Many businesspeople serve as coaches in organized sports leagues for young students. And certainly a whole lot of us are parents. In any event, an informed adult can have a major motivational impact on those under his or her influence. Fall and back-to-school present opportunities for doing things new and different.
I have spoken in the past about a superior type of drive that people sometimes experience: intrinsic or self-motivation. Numerous studies have established that employees in this mind-set produce superior work and enjoy better health.
Well, it turns out the same is true for young people on the playing field and at school. The skills business leaders employ to motivate a work group are also applicable in coaching an athletic team, as well as in helping a daughter or son master school work.
This is a great time of the year to begin establishing the kind of atmosphere where an athlete or student can have a new experience with sports and studies. Taking on the athletic role directly, there are three basic kinds of motivation. Extrinsic motivation is the type of drive where the focus is not so much on the enjoyment of the sport but on something outside of it, such as improving one’s social standing at school, or perhaps earning a scholarship to college (or at least a large trophy). It’s kind of a: “What’s in it for me?” mindset. Amotivation is that state in which we are wondering whether the requirements are doable for us, or even matter: “How little can I get away with doing and not get dropped from the team?” Again, what we are really after is intrinsic motivation: “I love being here, doing this.”
In my work with coaches and athletes, including those at the professional level, I have found there are many ways to enhance individual and team motivation — and performance. Some ideas follow. The key is in setting up an environment in which certain psychological needs get met. It is the satisfaction of these needs that results in self-motivation and psychological flow (athletes call it playing “in the zone”).
The first is the need for autonomy — to have influence over what we do and how we do it. It’s about having a voice in the decision-making process. This is not a call for permissiveness: Rules of conduct and the structure of training and practices are necessary. One way a coach can help satisfy the need for autonomy is by explaining the reasons for the rules and encouraging players to set personal, achievable goals for themselves. Empowering them to shape their individual training programs is another means.
The need for competence pertains to learning, growing, feeling capable, having impact. It’s about experiencing optimal challenge to one’s current abilities.

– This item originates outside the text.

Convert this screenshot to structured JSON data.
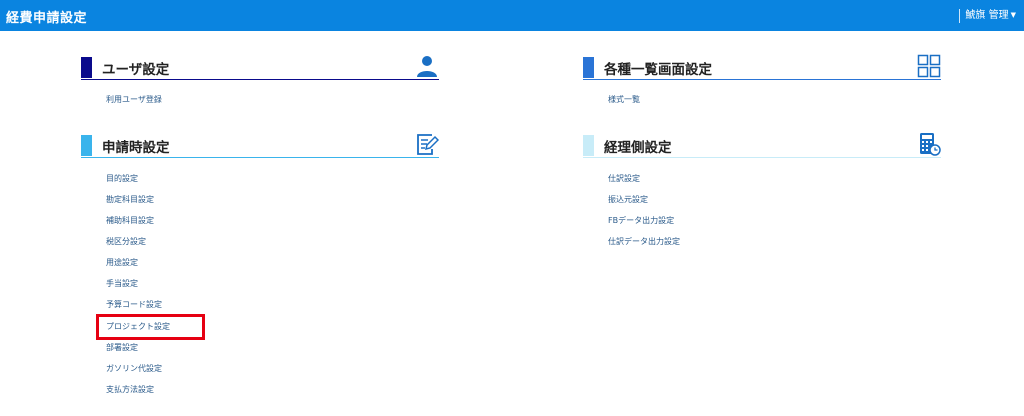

Coaches can help satisfy this need by blending feedback of a positive nature with criticism (which is needed for growth). For your experienced players, consider enlisting them to work with your newer ones in a mentoring role, or encouraging the veterans to give ideas and input to the coaches.
Relatedness is the need to feel connected, to experience mutual respect and trust with teammates. Coaches can support this by not permitting triangulation — the act of talking to one player critically about another (not present) or trying to use a player to get “insight” into what’s being said about the coach in the locker room. How about strengthening the team’s culture by replacing put-down humor with “put ups” — random words of encouragement?

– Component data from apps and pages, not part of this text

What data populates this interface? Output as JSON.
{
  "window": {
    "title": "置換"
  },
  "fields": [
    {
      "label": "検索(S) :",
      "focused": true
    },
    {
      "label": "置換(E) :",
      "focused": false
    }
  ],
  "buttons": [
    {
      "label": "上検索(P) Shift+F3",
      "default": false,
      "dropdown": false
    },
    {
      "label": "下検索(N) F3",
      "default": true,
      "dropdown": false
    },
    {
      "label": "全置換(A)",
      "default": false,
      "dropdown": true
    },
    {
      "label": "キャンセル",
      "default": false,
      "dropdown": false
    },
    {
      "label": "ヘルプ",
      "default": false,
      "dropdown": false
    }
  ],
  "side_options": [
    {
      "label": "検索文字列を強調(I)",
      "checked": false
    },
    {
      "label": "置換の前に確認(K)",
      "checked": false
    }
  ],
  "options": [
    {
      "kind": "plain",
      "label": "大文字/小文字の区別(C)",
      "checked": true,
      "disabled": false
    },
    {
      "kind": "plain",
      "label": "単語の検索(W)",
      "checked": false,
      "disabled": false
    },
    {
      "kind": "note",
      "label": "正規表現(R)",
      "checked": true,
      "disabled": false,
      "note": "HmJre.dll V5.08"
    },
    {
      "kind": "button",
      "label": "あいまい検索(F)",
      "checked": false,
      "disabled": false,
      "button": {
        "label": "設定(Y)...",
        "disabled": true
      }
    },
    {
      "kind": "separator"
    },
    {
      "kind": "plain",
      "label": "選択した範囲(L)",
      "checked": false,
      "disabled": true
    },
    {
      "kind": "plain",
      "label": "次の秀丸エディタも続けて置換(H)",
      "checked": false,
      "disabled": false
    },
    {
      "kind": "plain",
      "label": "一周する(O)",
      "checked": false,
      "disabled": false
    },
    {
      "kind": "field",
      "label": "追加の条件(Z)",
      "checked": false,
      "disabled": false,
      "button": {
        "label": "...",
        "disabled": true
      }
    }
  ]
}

I call this approach the “Motivational ACRE”: Autonomy, Competence, Relatedness — followed by an E for Environment. Though not a psychological need, it serves as a reminder that we cannot motivate another, but we can provide an environment in which the three needs leading to the best type of motivation can be satisfied. (The same is true for setting up a study environment at home.)
Ever heard a coach say “They really played over their heads today!”?

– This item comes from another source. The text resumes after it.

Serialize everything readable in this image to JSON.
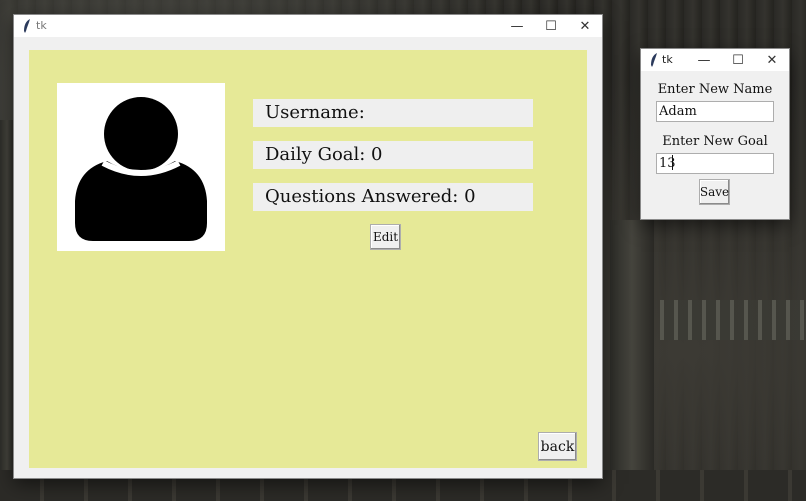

Wrong: They played at the top of their abilities — that’s how good they obviously are capable of being. Enjoy the upset victories that lay ahead this season!
Dr. Paul P. Baard may be reached at firstname.lastname@example.org. He is an organizational and sports psychologist with Fordham University, a former senior line executive in the television industry, and the lead author of a book on leadership and motivation. He and his wife, Veronica, a former managing director (HR) of an international investment bank, head up a consulting firm based in Campton, focusing on motivation, conflict reduction and team building. Questions are welcomed at baardconsulting.com.